### [HOW TO COMPLETE THIS TASK]
Pictures stay out; everything else in the listing below is to be restated word for word.
┌──
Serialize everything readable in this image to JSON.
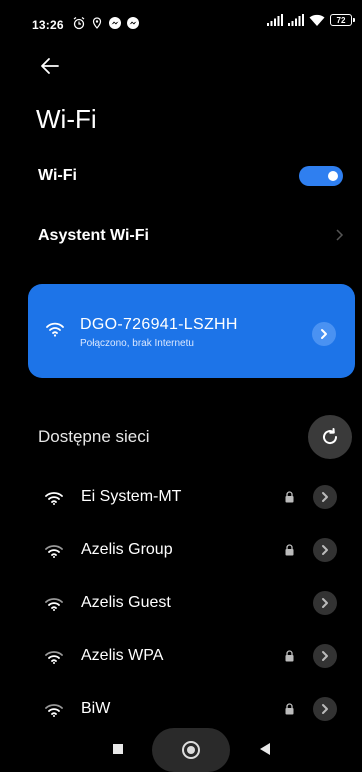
{
  "status_bar": {
    "time": "13:26",
    "battery": "72",
    "left_icons": [
      "alarm-icon",
      "location-icon",
      "messenger-icon",
      "messenger-icon"
    ],
    "right_icons": [
      "signal-icon",
      "signal-icon",
      "wifi-icon",
      "battery-icon"
    ]
  },
  "header": {
    "back_icon": "back-arrow-icon",
    "title": "Wi-Fi"
  },
  "settings": {
    "wifi_label": "Wi-Fi",
    "wifi_enabled": true,
    "assistant_label": "Asystent Wi-Fi"
  },
  "connected_network": {
    "name": "DGO-726941-LSZHH",
    "status": "Połączono, brak Internetu"
  },
  "available": {
    "title": "Dostępne sieci",
    "networks": [
      {
        "name": "Ei System-MT",
        "locked": true
      },
      {
        "name": "Azelis Group",
        "locked": true
      },
      {
        "name": "Azelis Guest",
        "locked": false
      },
      {
        "name": "Azelis WPA",
        "locked": true
      },
      {
        "name": "BiW",
        "locked": true
      }
    ]
  },
  "colors": {
    "accent": "#1d74e8",
    "toggle_on": "#2f7ff0",
    "background": "#000000"
  }
}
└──
### [REPLY]
Serialize everything readable in this image to JSON.
{
  "status_bar": {
    "time": "13:26",
    "battery": "72",
    "left_icons": [
      "alarm-icon",
      "location-icon",
      "messenger-icon",
      "messenger-icon"
    ],
    "right_icons": [
      "signal-icon",
      "signal-icon",
      "wifi-icon",
      "battery-icon"
    ]
  },
  "header": {
    "back_icon": "back-arrow-icon",
    "title": "Wi-Fi"
  },
  "settings": {
    "wifi_label": "Wi-Fi",
    "wifi_enabled": true,
    "assistant_label": "Asystent Wi-Fi"
  },
  "connected_network": {
    "name": "DGO-726941-LSZHH",
    "status": "Połączono, brak Internetu"
  },
  "available": {
    "title": "Dostępne sieci",
    "networks": [
      {
        "name": "Ei System-MT",
        "locked": true
      },
      {
        "name": "Azelis Group",
        "locked": true
      },
      {
        "name": "Azelis Guest",
        "locked": false
      },
      {
        "name": "Azelis WPA",
        "locked": true
      },
      {
        "name": "BiW",
        "locked": true
      }
    ]
  },
  "colors": {
    "accent": "#1d74e8",
    "toggle_on": "#2f7ff0",
    "background": "#000000"
  }
}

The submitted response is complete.